Her designer was able to breathe life into her campaign page and refresh her list of perks. And now guess what! It worked! They raised nearly $ 120,000, or 326%, more than their original target.

Offer rewards that are truly rewarding

Many Kickstarter campaigns offer rewards that look like an afterthought. Sure, a coffee mug with your new great logo seems like a great gift for you and your mom and is a great opportunity to do some promotion, but you better take a second and think about it: Do your supporters really want a coffee mug with your company name on ?

Rewards that your supporters actually want can help make a crowdfunding campaign go through the roof and allow you to change your base from friends and customers who want the product to succeed to those who just do it for fun to do with the joy of growing.

Precision coffee grinder

When Handground needed money to start producing their precision mill, they went a step further in crowdsourcing and offered their supporters the opportunity to help them choose their own t-shirt from their competition finalists as a reward.

The result? A truly unique t-shirt that every coffee drinker would love to wear. And the coolest part was that the ink that was used to print each shirt was made from coffee! Oh, and their campaign was picked as a team favorite and became insanely successful.
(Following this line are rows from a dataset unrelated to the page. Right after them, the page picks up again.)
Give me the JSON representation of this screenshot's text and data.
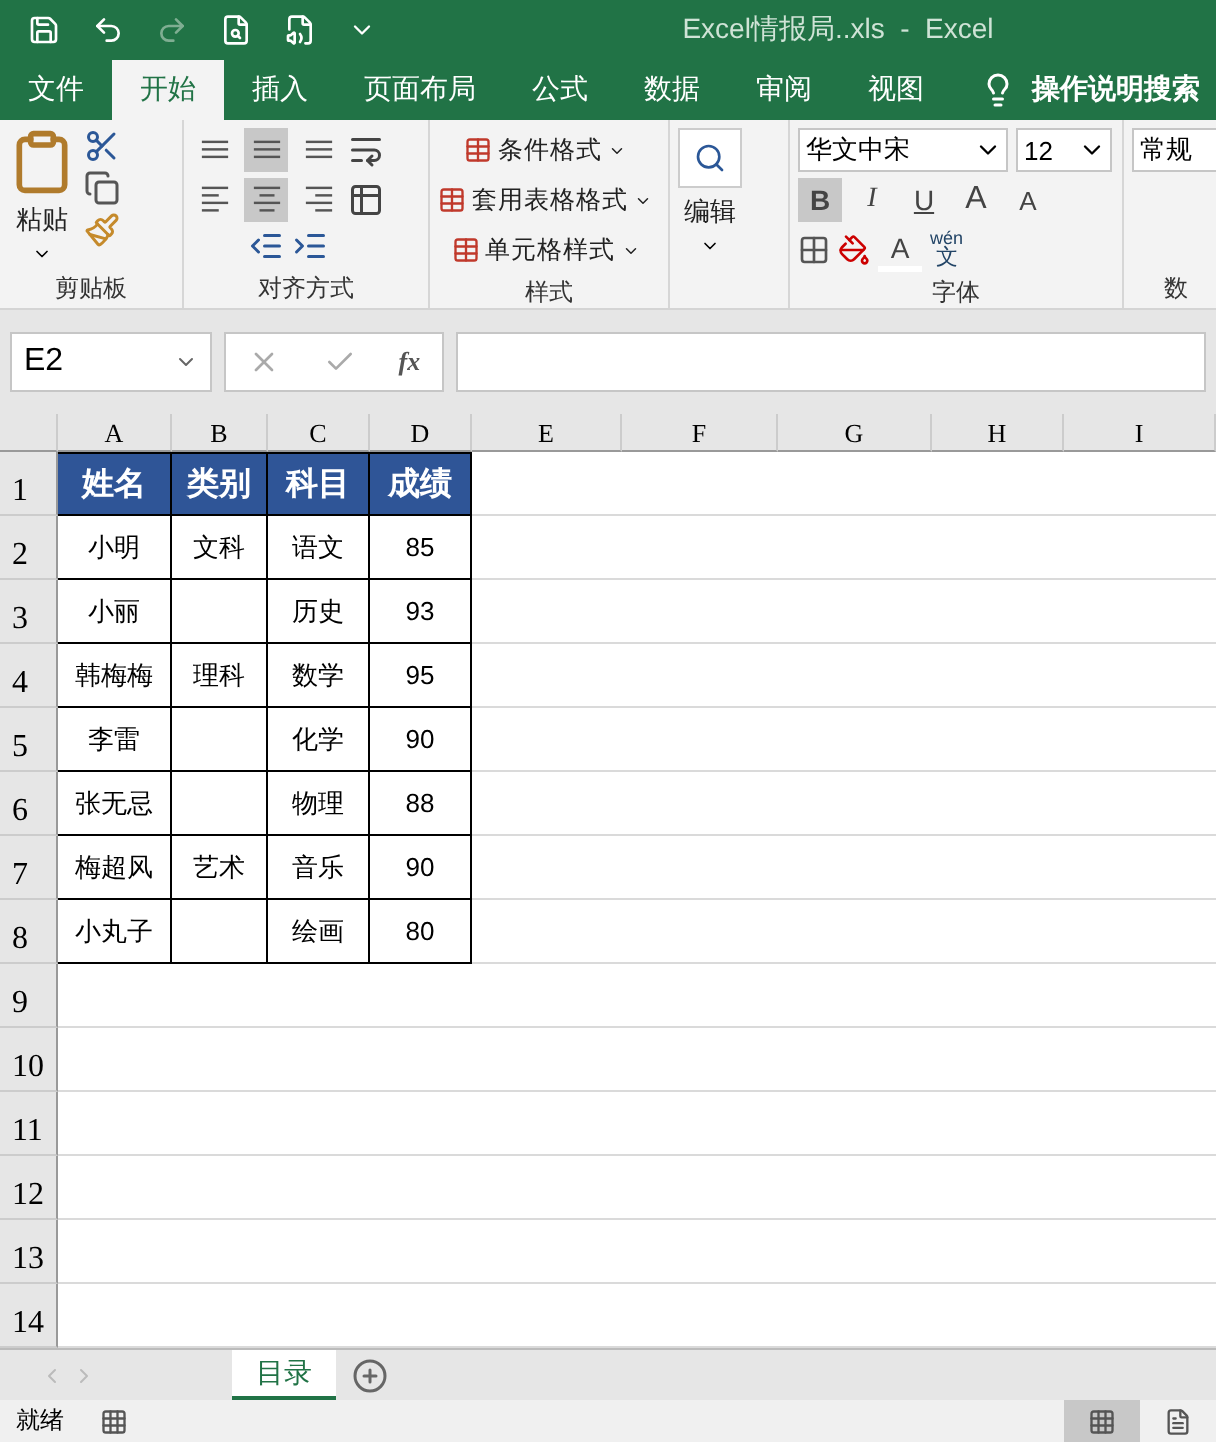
{
  "window": {
    "title": "Excel情报局..xls  -  Excel"
  },
  "ribbon_tabs": [
    {
      "label": "文件",
      "selected": false
    },
    {
      "label": "开始",
      "selected": true
    },
    {
      "label": "插入",
      "selected": false
    },
    {
      "label": "页面布局",
      "selected": false
    },
    {
      "label": "公式",
      "selected": false
    },
    {
      "label": "数据",
      "selected": false
    },
    {
      "label": "审阅",
      "selected": false
    },
    {
      "label": "视图",
      "selected": false
    }
  ],
  "tell_me": "操作说明搜索",
  "clipboard": {
    "paste": "粘贴",
    "group": "剪贴板"
  },
  "alignment": {
    "group": "对齐方式",
    "buttons": [
      {
        "kind": "top",
        "selected": false
      },
      {
        "kind": "middle",
        "selected": true
      },
      {
        "kind": "bottom",
        "selected": false
      },
      {
        "kind": "left",
        "selected": false
      },
      {
        "kind": "center",
        "selected": true
      },
      {
        "kind": "right",
        "selected": false
      }
    ]
  },
  "styles": {
    "items": [
      "条件格式",
      "套用表格格式",
      "单元格样式"
    ],
    "group": "样式"
  },
  "editing": {
    "label": "编辑"
  },
  "font": {
    "name": "华文中宋",
    "size": "12",
    "bold": {
      "label": "B",
      "on": true
    },
    "italic": "I",
    "underline": "U",
    "grow": "A",
    "shrink": "A",
    "font_color": "A",
    "phonetic_top": "wén",
    "phonetic_bottom": "文",
    "group": "字体"
  },
  "number": {
    "format": "常规",
    "group": "数"
  },
  "formula_bar": {
    "name_box": "E2",
    "fx": "fx"
  },
  "columns": [
    "A",
    "B",
    "C",
    "D",
    "E",
    "F",
    "G",
    "H",
    "I"
  ],
  "row_numbers": [
    "1",
    "2",
    "3",
    "4",
    "5",
    "6",
    "7",
    "8",
    "9",
    "10",
    "11",
    "12",
    "13",
    "14"
  ],
  "table": {
    "header": [
      "姓名",
      "类别",
      "科目",
      "成绩"
    ],
    "rows": [
      {
        "name": "小明",
        "category": "文科",
        "subject": "语文",
        "score": "85"
      },
      {
        "name": "小丽",
        "subject": "历史",
        "score": "93"
      },
      {
        "name": "韩梅梅",
        "category": "理科",
        "subject": "数学",
        "score": "95"
      },
      {
        "name": "李雷",
        "subject": "化学",
        "score": "90"
      },
      {
        "name": "张无忌",
        "subject": "物理",
        "score": "88"
      },
      {
        "name": "梅超风",
        "category": "艺术",
        "subject": "音乐",
        "score": "90"
      },
      {
        "name": "小丸子",
        "subject": "绘画",
        "score": "80"
      }
    ]
  },
  "sheet_tabs": [
    {
      "label": "目录",
      "selected": true
    }
  ],
  "status": "就绪"
}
They raised over $ 300,000 (more than 10 times their original goal)!

Throw Board

It might sound like a project for surfers or skaters, but the throw board is designed for office workers who like to work at a standing desk but don't feel like the foot and leg pain that comes with it.

Just like Handground, the folks behind Wurf Board understood the importance of providing their Kickstarter investors with professionally designed rewards, so they asked our designers to create fun, classic surfer style t-shirts. The shirts look like clothes you would buy on the beach promenade, give your campaign a cheerful personality and ensure that the supporters take notice of you.

Litter Board was so successful - they raised $ 133,846 (with a goal of $ 100,000) - that they came back to 99designs a month later to design a limited edition version of their shirt.

Kickstarter Design doesn't end when the campaign ends

As important as the fundraising part of your journey is, the work doesn't stop there. Many entrepreneurs forget to incorporate an important part of the production process of their product into their budget planning: the packaging design.

If you've been in this situation yourself or just want your product to look as good as possible - think about what appeals to you more when you go shopping: the packaging of the branded products or that of the no-name products? Crowdsource design can give you a premium look for a start-up budget that will get sales rolling once the campaign is over and the real work begins.


ZenDock had a hugely successful campaign that raised over $ 100,000 for their docking station for Mac (267% of their target). When their campaign was over, they used some of their additional capital to design sleek, professional boxes for their product.

Your packaging turns the idea into reality: you always knew you had a great product, but the box gives it a professional touch, ready for business.

Bree Whitworth

It's not just entrepreneurs on Kickstarter who need to think about their packaging design: after a successful Kickstarter campaign to kickstart her music career, Bree Whitworth needed an album cover that reflected her quirky pop style to boost her music sales. For an artist with very limited financial resources, crowdsource design is a great option. Not only does it offer high quality design for a small price, but album covers (and other creative endeavors) are always popular among designers as it gives them the opportunity to be creative and help out a fellow artist.

If you're thinking about starting a Kickstarter campaign, it's because you have a great idea but money is tight. This is one of those situations where a small investment can go a long way. Image is important when you ask strangers to give you their money. The more professional your brand looks, the higher the chances of success.

Have you used design for crowdfunding before? Let us know in the comments!